BSIERP Home | NCAR/EOL

BEST Data Archive

BEST Logo

Bering Sea Ecosystem Study (BEST)

The Bering Ecosystem Study (BEST) is an NSF sponsored program that will give researchers an opportunity to gain improved understanding of the linkages between variations in Bering Sea ice cover and the biology of the waters and benthos beneath. This project will require extensive measurements and analysis of water properties and chemistry, ice cover properties and biomass and related processes. A collaborating project, BSIERP (Bering Sea Integrated Ecosystem Research Program), sponsored by the North Pacific Research Board (NPRB), will collect data in the same region at the same time in an effort to improve understanding and prediction of ecosystem changes related to anthropogenic and natural causes. Together, these complimentary programs will provide an unprecedented amount of data that will be important in understanding the science and impacts of climate change in the Bering Sea region.

Project Objectives

The BEST Program will address four major areas of inquiry:

  1. What mechanisms control the linkages between global and regional climate processes
    and the physical oceanography of the eastern Bering Sea?
  2. How does variability in the physical aspects of the marine system affect ecosystem
    processes and structure?
  3. How will changes in ecosystem productivity and structure affect the sustainability of the
    marine ecosystems of the eastern Bering Sea?
  4. In what ways are the social and economic systems that rely on the resources of
    the eastern Bering Sea vulnerable to physical and ecological changes in marine
    ecosystems?

BEST will investigate connections between external forcing mechanisms and hydrographic structure and physical processes. Two major external physical forcing mechanisms dominate the eastern Bering Sea - atmospheric forcing (solar insolation and winds) and transport of water through the Aleutian Passes and Bering Strait. Variability in these forcing mechanisms occurs on all spatial and temporal scales, including local episodic events (storms), interannual variability at the scale of the eastern Bering Sea, and decadal- and climatic-scale events at North Pacific and global scales.

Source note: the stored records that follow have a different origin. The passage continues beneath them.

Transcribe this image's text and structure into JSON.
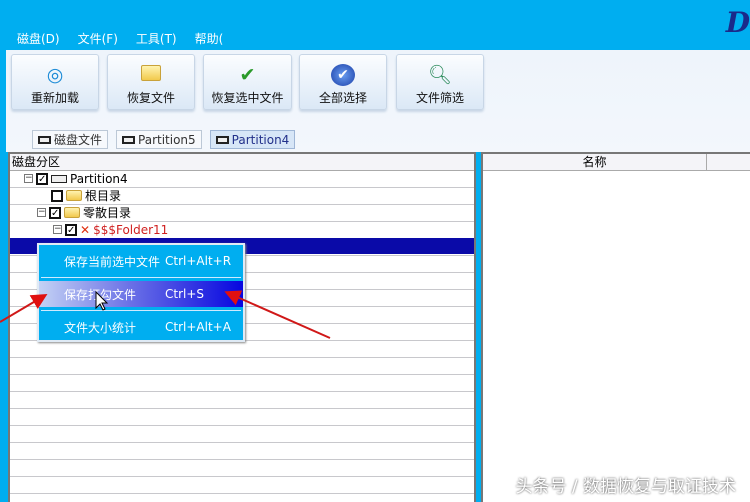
{
  "logo": "D",
  "menu": [
    "磁盘(D)",
    "文件(F)",
    "工具(T)",
    "帮助("
  ],
  "toolbar": [
    {
      "label": "重新加载",
      "icon": "reload-icon"
    },
    {
      "label": "恢复文件",
      "icon": "folder-icon"
    },
    {
      "label": "恢复选中文件",
      "icon": "folder-check-icon"
    },
    {
      "label": "全部选择",
      "icon": "select-all-icon"
    },
    {
      "label": "文件筛选",
      "icon": "filter-icon"
    }
  ],
  "tabs": [
    "磁盘文件",
    "Partition5",
    "Partition4"
  ],
  "left_panel": {
    "header": "磁盘分区",
    "tree": [
      "Partition4",
      "根目录",
      "零散目录",
      "$$$Folder11"
    ]
  },
  "right_panel": {
    "header": "名称"
  },
  "context_menu": [
    {
      "label": "保存当前选中文件",
      "shortcut": "Ctrl+Alt+R"
    },
    {
      "label": "保存打勾文件",
      "shortcut": "Ctrl+S"
    },
    {
      "label": "文件大小统计",
      "shortcut": "Ctrl+Alt+A"
    }
  ],
  "watermark": "头条号 / 数据恢复与取证技术"
}
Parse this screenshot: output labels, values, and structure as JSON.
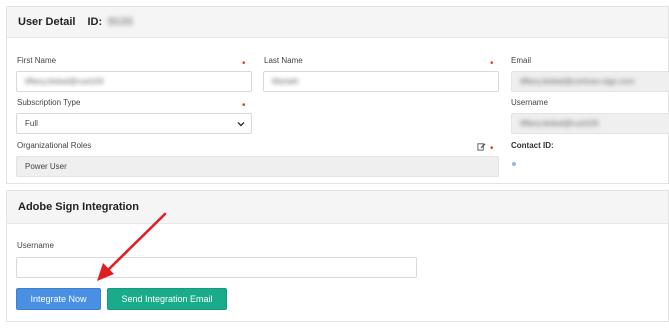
{
  "user_detail": {
    "title": "User Detail",
    "id_label": "ID:",
    "id_value": "9133",
    "first_name": {
      "label": "First Name",
      "value": "tiffany.bisbal@rust100"
    },
    "last_name": {
      "label": "Last Name",
      "value": "Marlath"
    },
    "email": {
      "label": "Email",
      "value": "tiffany.bisbal@contoso-sign.com"
    },
    "subscription_type": {
      "label": "Subscription Type",
      "value": "Full"
    },
    "username": {
      "label": "Username",
      "value": "tiffany.bisbal@rust100"
    },
    "org_roles": {
      "label": "Organizational Roles",
      "value": "Power User"
    },
    "contact_id": {
      "label": "Contact ID:"
    }
  },
  "adobe_sign": {
    "title": "Adobe Sign Integration",
    "username_label": "Username",
    "username_value": "",
    "integrate_button": "Integrate Now",
    "send_email_button": "Send Integration Email"
  },
  "colors": {
    "integrate_button": "#4a90e2",
    "send_email_button": "#1aab8b",
    "required_marker": "#e53935",
    "annotation_arrow": "#e02020"
  },
  "icons": {
    "select_arrow": "chevron-down-icon",
    "edit": "edit-icon",
    "annotation": "red-arrow-annotation"
  }
}
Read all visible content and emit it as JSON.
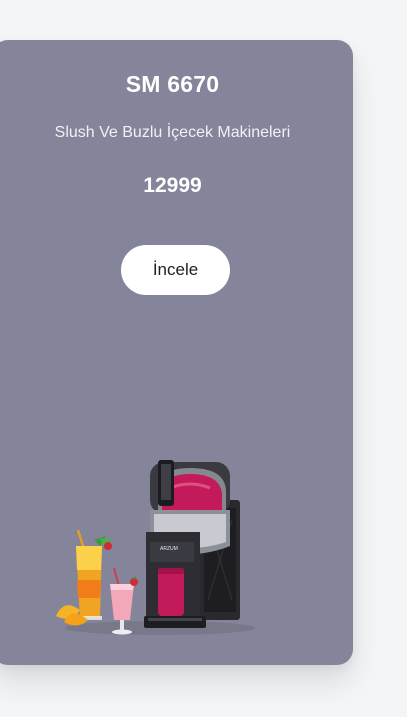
{
  "product": {
    "name": "SM 6670",
    "category": "Slush Ve Buzlu İçecek Makineleri",
    "price": "12999",
    "cta_label": "İncele",
    "image_icon": "slush-machine-with-drinks",
    "machine_brand": "ARZUM"
  },
  "colors": {
    "card_bg": "#84849a",
    "button_bg": "#ffffff",
    "slush_color": "#c21a5a"
  }
}
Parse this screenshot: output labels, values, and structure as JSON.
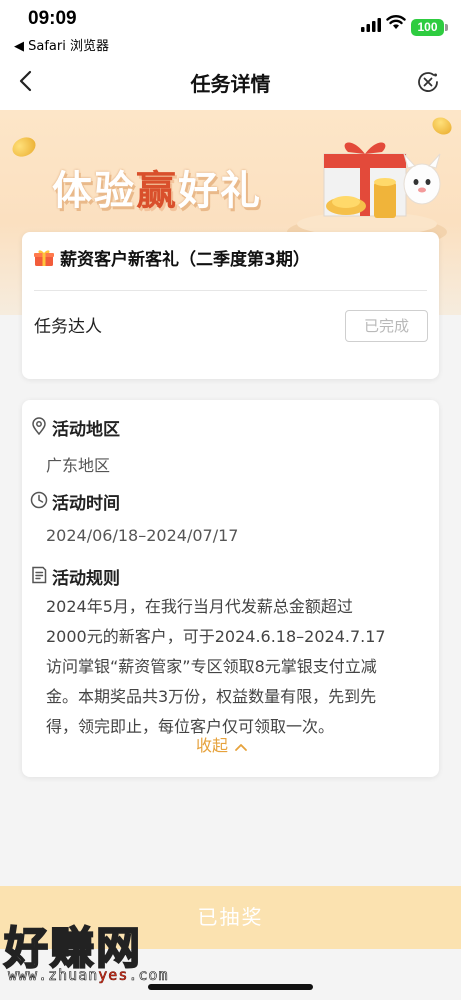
{
  "status": {
    "time": "09:09",
    "back_app": "◀ Safari 浏览器",
    "battery": "100"
  },
  "nav": {
    "title": "任务详情"
  },
  "banner": {
    "text_a": "体验",
    "text_b": "赢",
    "text_c": "好礼"
  },
  "task": {
    "title": "薪资客户新客礼（二季度第3期）",
    "label": "任务达人",
    "status_button": "已完成"
  },
  "info": {
    "region_title": "活动地区",
    "region_value": "广东地区",
    "time_title": "活动时间",
    "time_value": "2024/06/18–2024/07/17",
    "rules_title": "活动规则",
    "rules_lines": [
      "2024年5月，在我行当月代发薪总金额超过",
      "2000元的新客户，可于2024.6.18–2024.7.17",
      "访问掌银“薪资管家”专区领取8元掌银支付立减",
      "金。本期奖品共3万份，权益数量有限，先到先",
      "得，领完即止，每位客户仅可领取一次。"
    ],
    "collapse_label": "收起"
  },
  "bottom": {
    "button_label": "已抽奖"
  },
  "watermark": {
    "brand": "好赚网",
    "url_a": "www.zhuan",
    "url_b": "yes",
    "url_c": ".com"
  },
  "colors": {
    "accent": "#e6a23c",
    "banner_red": "#d9502c",
    "bottom_button": "#fbe2b0"
  }
}
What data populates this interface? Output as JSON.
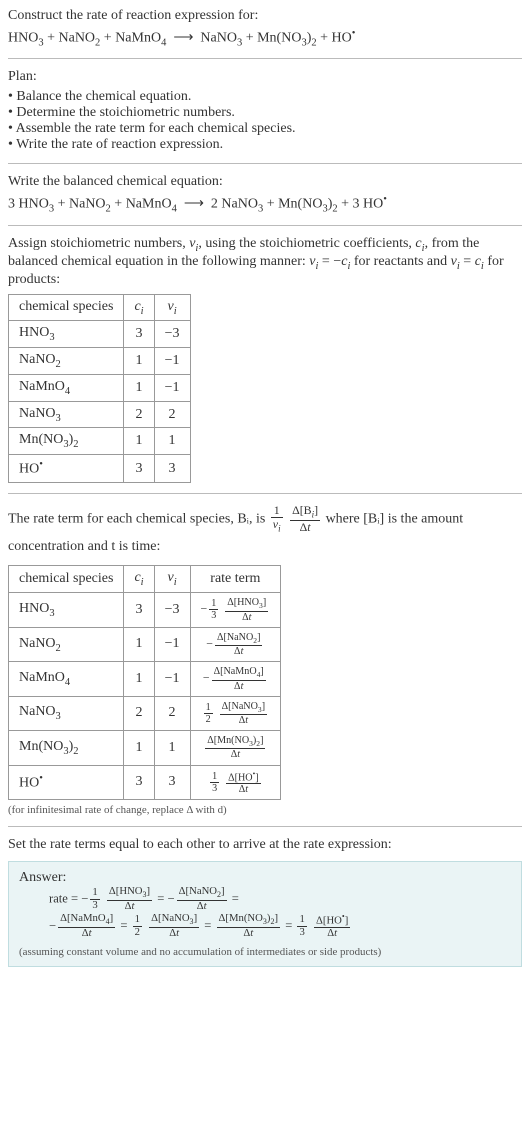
{
  "header": {
    "title": "Construct the rate of reaction expression for:",
    "equation": "HNO₃ + NaNO₂ + NaMnO₄  ⟶  NaNO₃ + Mn(NO₃)₂ + HO•"
  },
  "plan": {
    "title": "Plan:",
    "items": [
      "Balance the chemical equation.",
      "Determine the stoichiometric numbers.",
      "Assemble the rate term for each chemical species.",
      "Write the rate of reaction expression."
    ]
  },
  "balanced": {
    "title": "Write the balanced chemical equation:",
    "equation": "3 HNO₃ + NaNO₂ + NaMnO₄  ⟶  2 NaNO₃ + Mn(NO₃)₂ + 3 HO•"
  },
  "stoich_intro": "Assign stoichiometric numbers, νᵢ, using the stoichiometric coefficients, cᵢ, from the balanced chemical equation in the following manner: νᵢ = −cᵢ for reactants and νᵢ = cᵢ for products:",
  "stoich_table": {
    "headers": {
      "species": "chemical species",
      "c": "cᵢ",
      "nu": "νᵢ"
    },
    "rows": [
      {
        "species": "HNO₃",
        "c": "3",
        "nu": "−3"
      },
      {
        "species": "NaNO₂",
        "c": "1",
        "nu": "−1"
      },
      {
        "species": "NaMnO₄",
        "c": "1",
        "nu": "−1"
      },
      {
        "species": "NaNO₃",
        "c": "2",
        "nu": "2"
      },
      {
        "species": "Mn(NO₃)₂",
        "c": "1",
        "nu": "1"
      },
      {
        "species": "HO•",
        "c": "3",
        "nu": "3"
      }
    ]
  },
  "rate_intro_a": "The rate term for each chemical species, Bᵢ, is ",
  "rate_intro_b": " where [Bᵢ] is the amount concentration and t is time:",
  "rate_table": {
    "headers": {
      "species": "chemical species",
      "c": "cᵢ",
      "nu": "νᵢ",
      "term": "rate term"
    },
    "rows": [
      {
        "species": "HNO₃",
        "c": "3",
        "nu": "−3",
        "coef": "−⅓",
        "dnum": "Δ[HNO₃]"
      },
      {
        "species": "NaNO₂",
        "c": "1",
        "nu": "−1",
        "coef": "−",
        "dnum": "Δ[NaNO₂]"
      },
      {
        "species": "NaMnO₄",
        "c": "1",
        "nu": "−1",
        "coef": "−",
        "dnum": "Δ[NaMnO₄]"
      },
      {
        "species": "NaNO₃",
        "c": "2",
        "nu": "2",
        "coef": "½",
        "dnum": "Δ[NaNO₃]"
      },
      {
        "species": "Mn(NO₃)₂",
        "c": "1",
        "nu": "1",
        "coef": "",
        "dnum": "Δ[Mn(NO₃)₂]"
      },
      {
        "species": "HO•",
        "c": "3",
        "nu": "3",
        "coef": "⅓",
        "dnum": "Δ[HO•]"
      }
    ]
  },
  "rate_note": "(for infinitesimal rate of change, replace Δ with d)",
  "set_equal": "Set the rate terms equal to each other to arrive at the rate expression:",
  "answer": {
    "label": "Answer:",
    "line1_prefix": "rate = −",
    "note": "(assuming constant volume and no accumulation of intermediates or side products)"
  },
  "frac_labels": {
    "one": "1",
    "nu": "νᵢ",
    "dBi": "Δ[Bᵢ]",
    "dt": "Δt",
    "three": "3",
    "two": "2"
  }
}
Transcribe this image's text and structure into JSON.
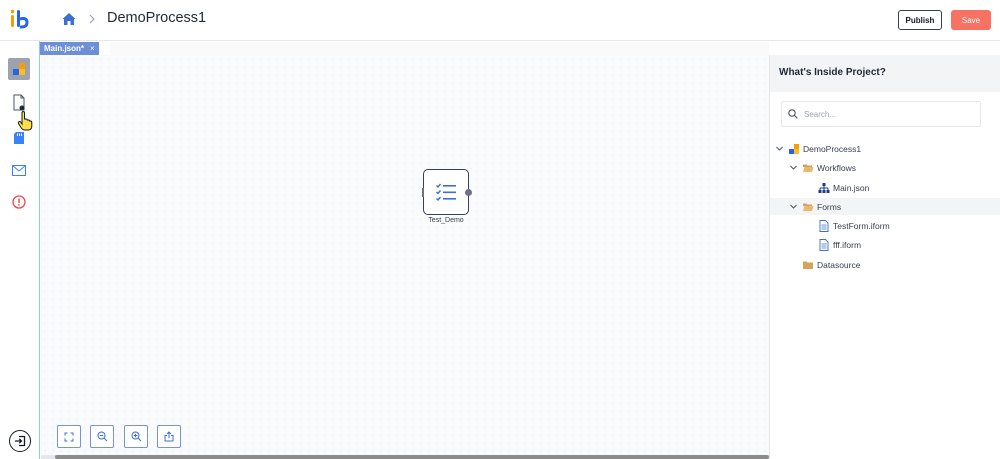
{
  "header": {
    "title": "DemoProcess1",
    "publish_label": "Publish",
    "save_label": "Save",
    "logo_text": "ib"
  },
  "sidebar": {
    "items": [
      {
        "name": "sidebar-item-process",
        "icon": "process-icon",
        "active": true
      },
      {
        "name": "sidebar-item-document",
        "icon": "document-icon"
      },
      {
        "name": "sidebar-item-storage",
        "icon": "sd-card-icon"
      },
      {
        "name": "sidebar-item-mail",
        "icon": "mail-icon"
      },
      {
        "name": "sidebar-item-alerts",
        "icon": "alert-icon"
      }
    ],
    "exit_icon": "exit-icon"
  },
  "tab": {
    "label": "Main.json*",
    "close": "×"
  },
  "canvas": {
    "node_label": "Test_Demo",
    "node_icon": "checklist-icon",
    "zoom_controls": [
      "fit-screen-icon",
      "zoom-out-icon",
      "zoom-in-icon",
      "export-icon"
    ]
  },
  "panel": {
    "title": "What's Inside Project?",
    "search_placeholder": "Search...",
    "tree": [
      {
        "label": "DemoProcess1",
        "icon": "project-icon"
      },
      {
        "label": "Workflows",
        "icon": "folder-open-icon"
      },
      {
        "label": "Main.json",
        "icon": "workflow-icon"
      },
      {
        "label": "Forms",
        "icon": "folder-open-icon"
      },
      {
        "label": "TestForm.iform",
        "icon": "file-icon"
      },
      {
        "label": "fff.iform",
        "icon": "file-icon"
      },
      {
        "label": "Datasource",
        "icon": "folder-icon"
      }
    ]
  },
  "colors": {
    "accent": "#f87264",
    "tab": "#6d8fd8",
    "brand_blue": "#2563eb",
    "brand_orange": "#f59e0b"
  }
}
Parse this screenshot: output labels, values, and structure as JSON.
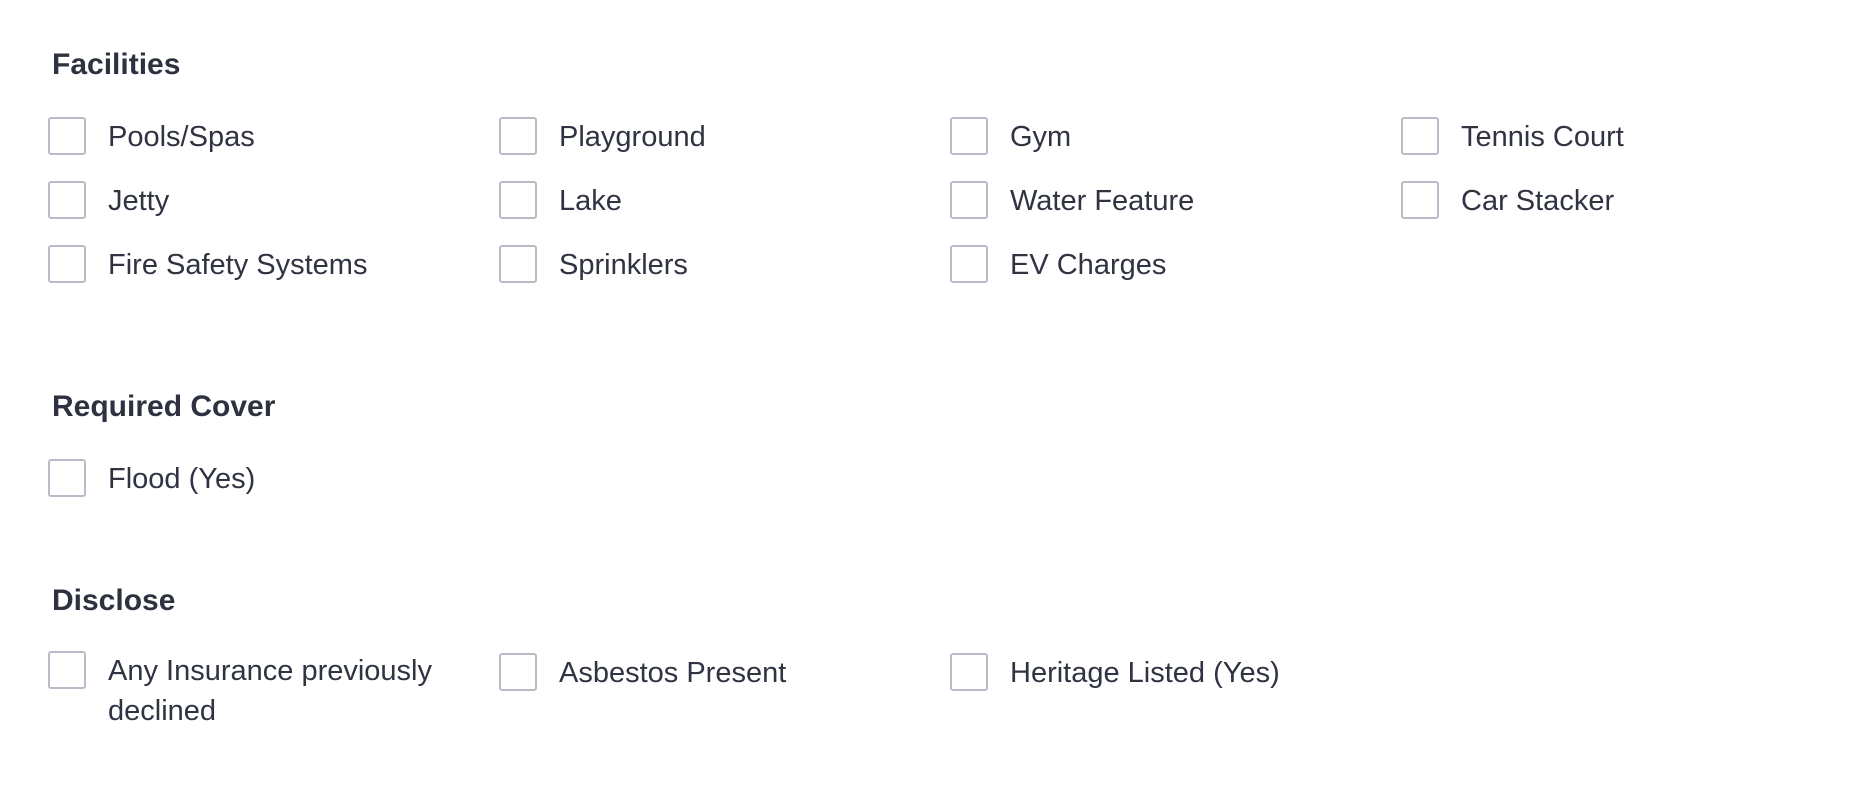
{
  "facilities": {
    "heading": "Facilities",
    "options": [
      "Pools/Spas",
      "Playground",
      "Gym",
      "Tennis Court",
      "Jetty",
      "Lake",
      "Water Feature",
      "Car Stacker",
      "Fire Safety Systems",
      "Sprinklers",
      "EV Charges"
    ]
  },
  "required_cover": {
    "heading": "Required Cover",
    "options": [
      "Flood (Yes)"
    ]
  },
  "disclose": {
    "heading": "Disclose",
    "options": [
      "Any Insurance previously declined",
      "Asbestos Present",
      "Heritage Listed (Yes)"
    ]
  }
}
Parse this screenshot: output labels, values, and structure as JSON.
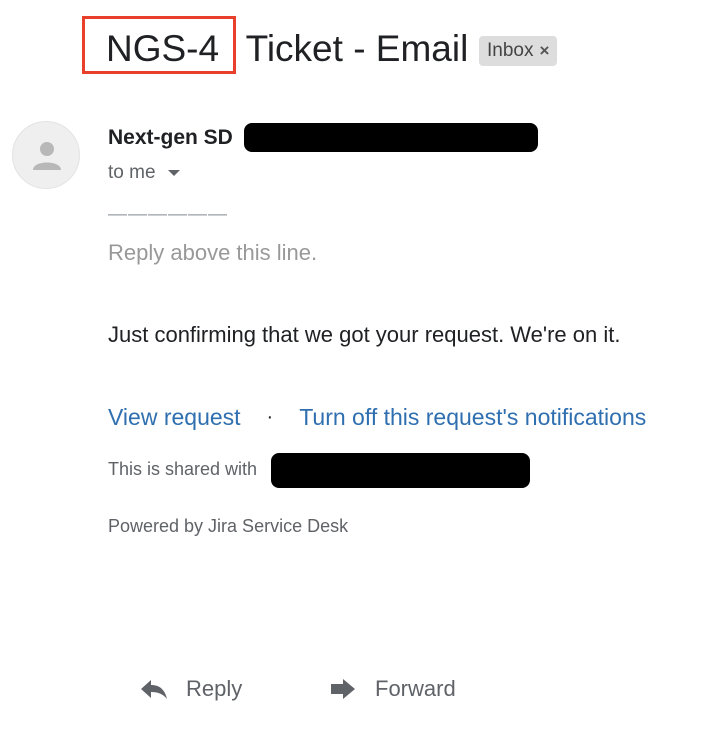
{
  "email": {
    "subject_key": "NGS-4",
    "subject_rest": " Ticket - Email",
    "inbox_label": "Inbox",
    "inbox_close": "×",
    "sender_name": "Next-gen SD",
    "recipient_label": "to me",
    "separator": "——————",
    "reply_above": "Reply above this line.",
    "body": "Just confirming that we got your request. We're on it.",
    "links": {
      "view_request": "View request",
      "separator_dot": "·",
      "turn_off": "Turn off this request's notifications"
    },
    "shared_prefix": "This is shared with",
    "powered_by": "Powered by Jira Service Desk"
  },
  "actions": {
    "reply": "Reply",
    "forward": "Forward"
  },
  "icons": {
    "avatar": "person-icon",
    "recipient_toggle": "chevron-down-icon",
    "reply": "reply-arrow-icon",
    "forward": "forward-arrow-icon"
  },
  "colors": {
    "highlight": "#e8402a",
    "link": "#2f6fb0",
    "badge": "#dddddd"
  }
}
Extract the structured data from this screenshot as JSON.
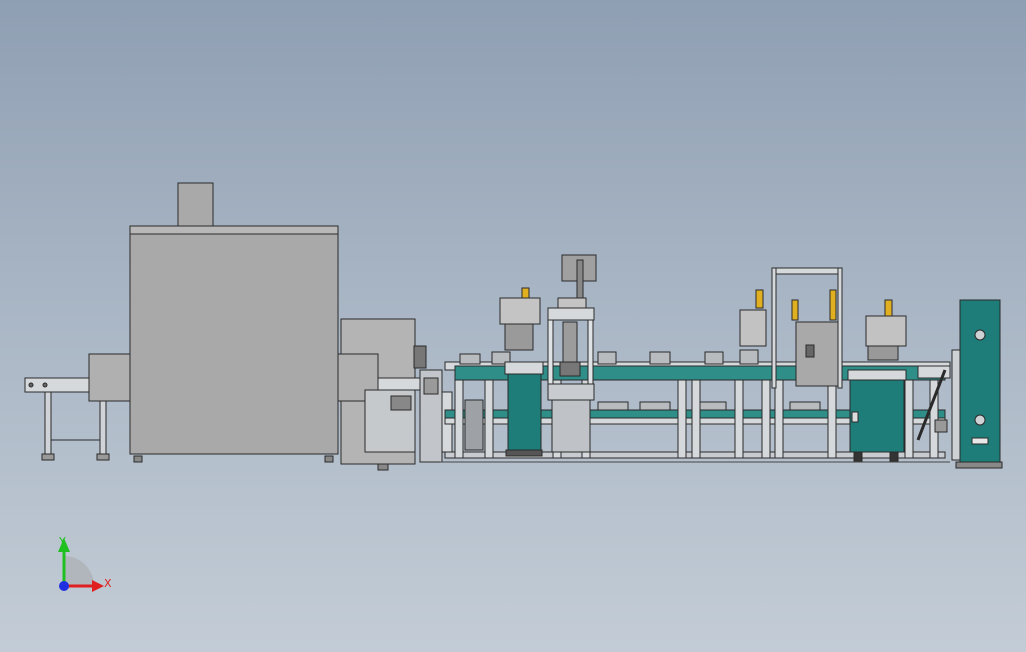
{
  "colors": {
    "background_top": "#8f9fb3",
    "background_bottom": "#c3ccd6",
    "housing_gray": "#a9a9a9",
    "panel_gray": "#b4b4b4",
    "frame_light": "#d6d9dc",
    "teal_cabinet": "#1f7d79",
    "teal_conveyor": "#2f8f88",
    "outline": "#2a2a2a",
    "axis_x": "#e02020",
    "axis_y": "#20c020",
    "axis_z": "#2030e0"
  },
  "triad": {
    "x_label": "X",
    "y_label": "Y"
  },
  "icons": {
    "axis_triad": "coordinate-triad-icon",
    "control_cabinet": "cabinet-icon",
    "cylinder": "pneumatic-cylinder-icon"
  }
}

Issues of particular importance include resupply of nutrients to the eastern continental shelf, the role of flow through the Bering Strait, and how the location, timing, frequency, and intensity of storms affect shelf ecosystems.

BEST will investigate the connection between physical aspects of the marine environment and the response of the biota of the eastern Bering Sea. Mechanisms of interaction that are particularly important include: 1) stratification of the water column, which affects the availability of light and nutrients needed to support primary production, as well as the vertical distribution of many of the smaller planktonic organisms, 2) sea ice, which affects light, water temerature, and the availability of substrate, and 3) water temperature which affects the rates at which physiological processes occur and is also a habitat variable to which fish respond behaviorally.

The BEST Program will also develop tools for integrating the effects of climate change across spatial and temporal scales, with the goal of forecasting how the ecosystem might be expected to behave under different climate scenarios. It is vital to the future economic and social well being of the region that we understand how processes controlled by climate influence the productivity of the Bering Sea. Thus the goal of the BEST program is to understand and predict the impacts of climate change on the marine ecosystems of the eastern Bering Sea and their sustainability.

 

LTK News
The Nelson Island Natural and Cultural Knowledge Project is conceived as a
major effort toward indigenous observation and knowledge documentation in five Bering Sea communities. The project was initiated by the villages of Nelson Island and vicinity in collaboration with the Calista Elders Council (CEC) and long-time consulting anthropologist Ann Fienup-Riordan.

BSIERP Activities
Starting in 2008, NPRB and NSF combined talented scientists and resources for three years of field research on the eastern Bering Sea Shelf, from St. Lawrence Island to the Aleutians, to be followed by two more years for analysis and reporting. More. . .

Data Management News
The Field Catalogs from all supported BEST cruises are now available here. Datasets from the cruises can be found here. For Cruise tracks, event logs and reports from particular cruise please check here.

Photo Gallery
This is a collection of photos taken by participants from previous BEST cruises. These photos depict conditions and scenery in the Bering Sea as well as people and life aboard the USCGC Healy during a research expedition. More. . .

© 2007,2008 UCAR | About Us | Contact Us | Privacy Policy | Terms of Use | Sponsored by
A2DC Logo

BEST Banner